# [Task to carry out]
Write out the listing in full, matching it word for word.

# [Records provided]
________________________________________

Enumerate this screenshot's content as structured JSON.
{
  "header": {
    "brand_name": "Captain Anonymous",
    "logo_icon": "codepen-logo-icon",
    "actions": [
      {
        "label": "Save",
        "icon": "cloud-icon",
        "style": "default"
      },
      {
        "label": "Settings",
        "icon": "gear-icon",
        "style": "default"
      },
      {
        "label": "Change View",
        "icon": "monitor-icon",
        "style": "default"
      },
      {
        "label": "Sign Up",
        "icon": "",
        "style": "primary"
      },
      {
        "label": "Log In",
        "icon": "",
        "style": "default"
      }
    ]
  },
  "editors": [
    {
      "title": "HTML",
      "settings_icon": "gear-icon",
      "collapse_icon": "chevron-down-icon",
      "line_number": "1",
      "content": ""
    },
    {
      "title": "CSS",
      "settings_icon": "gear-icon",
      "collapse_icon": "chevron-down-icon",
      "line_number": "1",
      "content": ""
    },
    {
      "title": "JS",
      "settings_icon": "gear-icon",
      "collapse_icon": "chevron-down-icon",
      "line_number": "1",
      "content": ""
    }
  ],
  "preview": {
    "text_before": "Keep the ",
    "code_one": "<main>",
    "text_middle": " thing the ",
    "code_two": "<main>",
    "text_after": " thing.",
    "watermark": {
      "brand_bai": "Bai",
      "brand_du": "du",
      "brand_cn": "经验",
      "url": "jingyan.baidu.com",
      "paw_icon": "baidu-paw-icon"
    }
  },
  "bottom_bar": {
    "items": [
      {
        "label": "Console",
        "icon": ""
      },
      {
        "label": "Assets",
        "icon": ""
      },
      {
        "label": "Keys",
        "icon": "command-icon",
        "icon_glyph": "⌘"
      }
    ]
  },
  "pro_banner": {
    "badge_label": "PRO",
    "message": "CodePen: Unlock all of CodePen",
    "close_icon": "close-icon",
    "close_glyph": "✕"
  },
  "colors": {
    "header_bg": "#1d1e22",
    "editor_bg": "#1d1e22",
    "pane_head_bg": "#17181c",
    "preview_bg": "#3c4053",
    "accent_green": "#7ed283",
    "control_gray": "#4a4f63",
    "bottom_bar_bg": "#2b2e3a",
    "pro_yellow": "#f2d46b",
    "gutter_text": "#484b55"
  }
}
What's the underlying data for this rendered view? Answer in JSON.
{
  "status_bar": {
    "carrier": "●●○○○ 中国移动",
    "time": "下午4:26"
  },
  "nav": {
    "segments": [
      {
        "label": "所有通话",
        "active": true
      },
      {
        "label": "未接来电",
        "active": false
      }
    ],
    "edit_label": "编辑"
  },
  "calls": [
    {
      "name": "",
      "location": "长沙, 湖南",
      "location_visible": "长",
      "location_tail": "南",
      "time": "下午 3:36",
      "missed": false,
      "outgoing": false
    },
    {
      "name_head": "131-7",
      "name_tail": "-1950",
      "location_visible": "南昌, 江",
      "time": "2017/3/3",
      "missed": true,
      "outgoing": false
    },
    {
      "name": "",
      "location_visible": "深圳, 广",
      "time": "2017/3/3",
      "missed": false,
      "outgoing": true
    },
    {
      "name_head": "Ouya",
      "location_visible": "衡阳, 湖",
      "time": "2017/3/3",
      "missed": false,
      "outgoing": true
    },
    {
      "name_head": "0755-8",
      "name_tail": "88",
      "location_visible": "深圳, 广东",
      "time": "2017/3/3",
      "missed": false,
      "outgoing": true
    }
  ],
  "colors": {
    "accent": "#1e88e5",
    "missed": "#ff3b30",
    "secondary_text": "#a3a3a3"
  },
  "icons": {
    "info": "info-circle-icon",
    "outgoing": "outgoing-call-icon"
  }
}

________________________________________

# [Response area]
Enumerate this screenshot's content as structured JSON.
{
  "header": {
    "brand_name": "Captain Anonymous",
    "logo_icon": "codepen-logo-icon",
    "actions": [
      {
        "label": "Save",
        "icon": "cloud-icon",
        "style": "default"
      },
      {
        "label": "Settings",
        "icon": "gear-icon",
        "style": "default"
      },
      {
        "label": "Change View",
        "icon": "monitor-icon",
        "style": "default"
      },
      {
        "label": "Sign Up",
        "icon": "",
        "style": "primary"
      },
      {
        "label": "Log In",
        "icon": "",
        "style": "default"
      }
    ]
  },
  "editors": [
    {
      "title": "HTML",
      "settings_icon": "gear-icon",
      "collapse_icon": "chevron-down-icon",
      "line_number": "1",
      "content": ""
    },
    {
      "title": "CSS",
      "settings_icon": "gear-icon",
      "collapse_icon": "chevron-down-icon",
      "line_number": "1",
      "content": ""
    },
    {
      "title": "JS",
      "settings_icon": "gear-icon",
      "collapse_icon": "chevron-down-icon",
      "line_number": "1",
      "content": ""
    }
  ],
  "preview": {
    "text_before": "Keep the ",
    "code_one": "<main>",
    "text_middle": " thing the ",
    "code_two": "<main>",
    "text_after": " thing.",
    "watermark": {
      "brand_bai": "Bai",
      "brand_du": "du",
      "brand_cn": "经验",
      "url": "jingyan.baidu.com",
      "paw_icon": "baidu-paw-icon"
    }
  },
  "bottom_bar": {
    "items": [
      {
        "label": "Console",
        "icon": ""
      },
      {
        "label": "Assets",
        "icon": ""
      },
      {
        "label": "Keys",
        "icon": "command-icon",
        "icon_glyph": "⌘"
      }
    ]
  },
  "pro_banner": {
    "badge_label": "PRO",
    "message": "CodePen: Unlock all of CodePen",
    "close_icon": "close-icon",
    "close_glyph": "✕"
  },
  "colors": {
    "header_bg": "#1d1e22",
    "editor_bg": "#1d1e22",
    "pane_head_bg": "#17181c",
    "preview_bg": "#3c4053",
    "accent_green": "#7ed283",
    "control_gray": "#4a4f63",
    "bottom_bar_bg": "#2b2e3a",
    "pro_yellow": "#f2d46b",
    "gutter_text": "#484b55"
  }
}
What's the underlying data for this rendered view? Answer in JSON.
{
  "status_bar": {
    "carrier": "●●○○○ 中国移动",
    "time": "下午4:26"
  },
  "nav": {
    "segments": [
      {
        "label": "所有通话",
        "active": true
      },
      {
        "label": "未接来电",
        "active": false
      }
    ],
    "edit_label": "编辑"
  },
  "calls": [
    {
      "name": "",
      "location": "长沙, 湖南",
      "location_visible": "长",
      "location_tail": "南",
      "time": "下午 3:36",
      "missed": false,
      "outgoing": false
    },
    {
      "name_head": "131-7",
      "name_tail": "-1950",
      "location_visible": "南昌, 江",
      "time": "2017/3/3",
      "missed": true,
      "outgoing": false
    },
    {
      "name": "",
      "location_visible": "深圳, 广",
      "time": "2017/3/3",
      "missed": false,
      "outgoing": true
    },
    {
      "name_head": "Ouya",
      "location_visible": "衡阳, 湖",
      "time": "2017/3/3",
      "missed": false,
      "outgoing": true
    },
    {
      "name_head": "0755-8",
      "name_tail": "88",
      "location_visible": "深圳, 广东",
      "time": "2017/3/3",
      "missed": false,
      "outgoing": true
    }
  ],
  "colors": {
    "accent": "#1e88e5",
    "missed": "#ff3b30",
    "secondary_text": "#a3a3a3"
  },
  "icons": {
    "info": "info-circle-icon",
    "outgoing": "outgoing-call-icon"
  }
}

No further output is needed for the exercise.